_To do_: Every line below should be copied out exactly.
Exercise data START
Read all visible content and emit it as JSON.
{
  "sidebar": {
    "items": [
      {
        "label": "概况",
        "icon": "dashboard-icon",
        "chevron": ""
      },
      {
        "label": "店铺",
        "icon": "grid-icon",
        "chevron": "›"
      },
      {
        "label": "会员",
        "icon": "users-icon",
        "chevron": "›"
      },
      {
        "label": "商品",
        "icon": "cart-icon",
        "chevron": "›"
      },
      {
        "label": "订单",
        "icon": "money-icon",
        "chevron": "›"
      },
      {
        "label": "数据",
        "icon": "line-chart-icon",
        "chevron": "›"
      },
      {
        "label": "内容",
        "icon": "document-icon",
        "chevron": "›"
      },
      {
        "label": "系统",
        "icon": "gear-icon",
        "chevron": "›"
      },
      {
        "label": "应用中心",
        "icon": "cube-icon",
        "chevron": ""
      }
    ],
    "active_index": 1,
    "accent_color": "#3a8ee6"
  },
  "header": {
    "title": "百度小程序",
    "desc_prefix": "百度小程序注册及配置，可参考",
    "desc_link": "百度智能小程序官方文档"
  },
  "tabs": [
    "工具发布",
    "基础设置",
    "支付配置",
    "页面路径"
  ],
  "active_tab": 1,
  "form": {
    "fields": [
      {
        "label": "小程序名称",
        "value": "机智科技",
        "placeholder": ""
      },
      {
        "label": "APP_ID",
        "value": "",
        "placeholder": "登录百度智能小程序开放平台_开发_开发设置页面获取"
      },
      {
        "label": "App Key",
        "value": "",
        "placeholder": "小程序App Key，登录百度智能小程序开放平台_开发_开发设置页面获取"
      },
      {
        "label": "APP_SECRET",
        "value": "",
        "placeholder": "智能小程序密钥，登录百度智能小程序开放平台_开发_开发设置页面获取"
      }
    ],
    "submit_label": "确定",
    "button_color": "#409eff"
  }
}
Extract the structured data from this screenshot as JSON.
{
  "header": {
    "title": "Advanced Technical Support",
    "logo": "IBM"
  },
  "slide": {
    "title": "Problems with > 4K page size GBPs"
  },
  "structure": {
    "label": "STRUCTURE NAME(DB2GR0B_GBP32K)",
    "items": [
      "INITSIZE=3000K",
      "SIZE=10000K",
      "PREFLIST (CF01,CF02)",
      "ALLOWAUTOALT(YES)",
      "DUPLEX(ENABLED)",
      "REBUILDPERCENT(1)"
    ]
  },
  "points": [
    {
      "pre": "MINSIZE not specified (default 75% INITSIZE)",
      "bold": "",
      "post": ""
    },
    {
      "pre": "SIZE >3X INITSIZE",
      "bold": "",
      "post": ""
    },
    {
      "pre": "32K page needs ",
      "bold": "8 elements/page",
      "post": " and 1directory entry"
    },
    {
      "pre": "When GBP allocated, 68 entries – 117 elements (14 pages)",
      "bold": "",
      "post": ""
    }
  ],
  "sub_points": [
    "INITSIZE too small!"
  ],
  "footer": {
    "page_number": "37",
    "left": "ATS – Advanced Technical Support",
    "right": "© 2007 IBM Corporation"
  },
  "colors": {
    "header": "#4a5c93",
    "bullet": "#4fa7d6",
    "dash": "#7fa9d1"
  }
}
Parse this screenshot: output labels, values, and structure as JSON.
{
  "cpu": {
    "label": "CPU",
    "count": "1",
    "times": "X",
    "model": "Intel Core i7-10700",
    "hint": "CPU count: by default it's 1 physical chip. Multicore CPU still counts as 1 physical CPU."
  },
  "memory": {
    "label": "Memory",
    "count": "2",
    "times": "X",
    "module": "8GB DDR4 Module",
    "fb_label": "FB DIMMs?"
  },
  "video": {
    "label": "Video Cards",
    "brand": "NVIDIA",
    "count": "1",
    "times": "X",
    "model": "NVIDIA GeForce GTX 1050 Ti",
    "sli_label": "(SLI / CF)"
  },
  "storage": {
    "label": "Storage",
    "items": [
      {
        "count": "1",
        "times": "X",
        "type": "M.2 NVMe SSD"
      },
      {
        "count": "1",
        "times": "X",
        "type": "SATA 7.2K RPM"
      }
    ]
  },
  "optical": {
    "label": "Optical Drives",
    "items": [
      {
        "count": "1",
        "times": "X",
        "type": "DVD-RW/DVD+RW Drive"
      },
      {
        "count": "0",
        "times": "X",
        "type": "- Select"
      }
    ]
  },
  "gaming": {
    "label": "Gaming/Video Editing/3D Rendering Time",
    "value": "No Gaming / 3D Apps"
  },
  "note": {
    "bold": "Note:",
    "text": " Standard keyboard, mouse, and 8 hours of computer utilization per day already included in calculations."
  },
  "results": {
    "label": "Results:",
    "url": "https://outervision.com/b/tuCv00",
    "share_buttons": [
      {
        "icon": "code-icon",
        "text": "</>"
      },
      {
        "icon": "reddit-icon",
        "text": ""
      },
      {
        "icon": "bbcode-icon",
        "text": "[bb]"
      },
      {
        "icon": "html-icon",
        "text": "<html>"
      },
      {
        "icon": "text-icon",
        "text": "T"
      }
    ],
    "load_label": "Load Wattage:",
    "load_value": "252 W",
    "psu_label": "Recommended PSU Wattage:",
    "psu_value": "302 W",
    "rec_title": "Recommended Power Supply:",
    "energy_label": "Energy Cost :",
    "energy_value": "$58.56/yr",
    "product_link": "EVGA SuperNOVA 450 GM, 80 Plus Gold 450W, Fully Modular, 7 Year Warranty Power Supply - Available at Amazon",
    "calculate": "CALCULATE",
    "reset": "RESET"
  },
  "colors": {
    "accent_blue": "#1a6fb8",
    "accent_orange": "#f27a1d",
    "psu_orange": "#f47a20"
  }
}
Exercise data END
_Output of the exercise_:
Read all visible content and emit it as JSON.
{
  "sidebar": {
    "items": [
      {
        "label": "概况",
        "icon": "dashboard-icon",
        "chevron": ""
      },
      {
        "label": "店铺",
        "icon": "grid-icon",
        "chevron": "›"
      },
      {
        "label": "会员",
        "icon": "users-icon",
        "chevron": "›"
      },
      {
        "label": "商品",
        "icon": "cart-icon",
        "chevron": "›"
      },
      {
        "label": "订单",
        "icon": "money-icon",
        "chevron": "›"
      },
      {
        "label": "数据",
        "icon": "line-chart-icon",
        "chevron": "›"
      },
      {
        "label": "内容",
        "icon": "document-icon",
        "chevron": "›"
      },
      {
        "label": "系统",
        "icon": "gear-icon",
        "chevron": "›"
      },
      {
        "label": "应用中心",
        "icon": "cube-icon",
        "chevron": ""
      }
    ],
    "active_index": 1,
    "accent_color": "#3a8ee6"
  },
  "header": {
    "title": "百度小程序",
    "desc_prefix": "百度小程序注册及配置，可参考",
    "desc_link": "百度智能小程序官方文档"
  },
  "tabs": [
    "工具发布",
    "基础设置",
    "支付配置",
    "页面路径"
  ],
  "active_tab": 1,
  "form": {
    "fields": [
      {
        "label": "小程序名称",
        "value": "机智科技",
        "placeholder": ""
      },
      {
        "label": "APP_ID",
        "value": "",
        "placeholder": "登录百度智能小程序开放平台_开发_开发设置页面获取"
      },
      {
        "label": "App Key",
        "value": "",
        "placeholder": "小程序App Key，登录百度智能小程序开放平台_开发_开发设置页面获取"
      },
      {
        "label": "APP_SECRET",
        "value": "",
        "placeholder": "智能小程序密钥，登录百度智能小程序开放平台_开发_开发设置页面获取"
      }
    ],
    "submit_label": "确定",
    "button_color": "#409eff"
  }
}
Extract the structured data from this screenshot as JSON.
{
  "header": {
    "title": "Advanced Technical Support",
    "logo": "IBM"
  },
  "slide": {
    "title": "Problems with > 4K page size GBPs"
  },
  "structure": {
    "label": "STRUCTURE NAME(DB2GR0B_GBP32K)",
    "items": [
      "INITSIZE=3000K",
      "SIZE=10000K",
      "PREFLIST (CF01,CF02)",
      "ALLOWAUTOALT(YES)",
      "DUPLEX(ENABLED)",
      "REBUILDPERCENT(1)"
    ]
  },
  "points": [
    {
      "pre": "MINSIZE not specified (default 75% INITSIZE)",
      "bold": "",
      "post": ""
    },
    {
      "pre": "SIZE >3X INITSIZE",
      "bold": "",
      "post": ""
    },
    {
      "pre": "32K page needs ",
      "bold": "8 elements/page",
      "post": " and 1directory entry"
    },
    {
      "pre": "When GBP allocated, 68 entries – 117 elements (14 pages)",
      "bold": "",
      "post": ""
    }
  ],
  "sub_points": [
    "INITSIZE too small!"
  ],
  "footer": {
    "page_number": "37",
    "left": "ATS – Advanced Technical Support",
    "right": "© 2007 IBM Corporation"
  },
  "colors": {
    "header": "#4a5c93",
    "bullet": "#4fa7d6",
    "dash": "#7fa9d1"
  }
}
Parse this screenshot: output labels, values, and structure as JSON.
{
  "cpu": {
    "label": "CPU",
    "count": "1",
    "times": "X",
    "model": "Intel Core i7-10700",
    "hint": "CPU count: by default it's 1 physical chip. Multicore CPU still counts as 1 physical CPU."
  },
  "memory": {
    "label": "Memory",
    "count": "2",
    "times": "X",
    "module": "8GB DDR4 Module",
    "fb_label": "FB DIMMs?"
  },
  "video": {
    "label": "Video Cards",
    "brand": "NVIDIA",
    "count": "1",
    "times": "X",
    "model": "NVIDIA GeForce GTX 1050 Ti",
    "sli_label": "(SLI / CF)"
  },
  "storage": {
    "label": "Storage",
    "items": [
      {
        "count": "1",
        "times": "X",
        "type": "M.2 NVMe SSD"
      },
      {
        "count": "1",
        "times": "X",
        "type": "SATA 7.2K RPM"
      }
    ]
  },
  "optical": {
    "label": "Optical Drives",
    "items": [
      {
        "count": "1",
        "times": "X",
        "type": "DVD-RW/DVD+RW Drive"
      },
      {
        "count": "0",
        "times": "X",
        "type": "- Select"
      }
    ]
  },
  "gaming": {
    "label": "Gaming/Video Editing/3D Rendering Time",
    "value": "No Gaming / 3D Apps"
  },
  "note": {
    "bold": "Note:",
    "text": " Standard keyboard, mouse, and 8 hours of computer utilization per day already included in calculations."
  },
  "results": {
    "label": "Results:",
    "url": "https://outervision.com/b/tuCv00",
    "share_buttons": [
      {
        "icon": "code-icon",
        "text": "</>"
      },
      {
        "icon": "reddit-icon",
        "text": ""
      },
      {
        "icon": "bbcode-icon",
        "text": "[bb]"
      },
      {
        "icon": "html-icon",
        "text": "<html>"
      },
      {
        "icon": "text-icon",
        "text": "T"
      }
    ],
    "load_label": "Load Wattage:",
    "load_value": "252 W",
    "psu_label": "Recommended PSU Wattage:",
    "psu_value": "302 W",
    "rec_title": "Recommended Power Supply:",
    "energy_label": "Energy Cost :",
    "energy_value": "$58.56/yr",
    "product_link": "EVGA SuperNOVA 450 GM, 80 Plus Gold 450W, Fully Modular, 7 Year Warranty Power Supply - Available at Amazon",
    "calculate": "CALCULATE",
    "reset": "RESET"
  },
  "colors": {
    "accent_blue": "#1a6fb8",
    "accent_orange": "#f27a1d",
    "psu_orange": "#f47a20"
  }
}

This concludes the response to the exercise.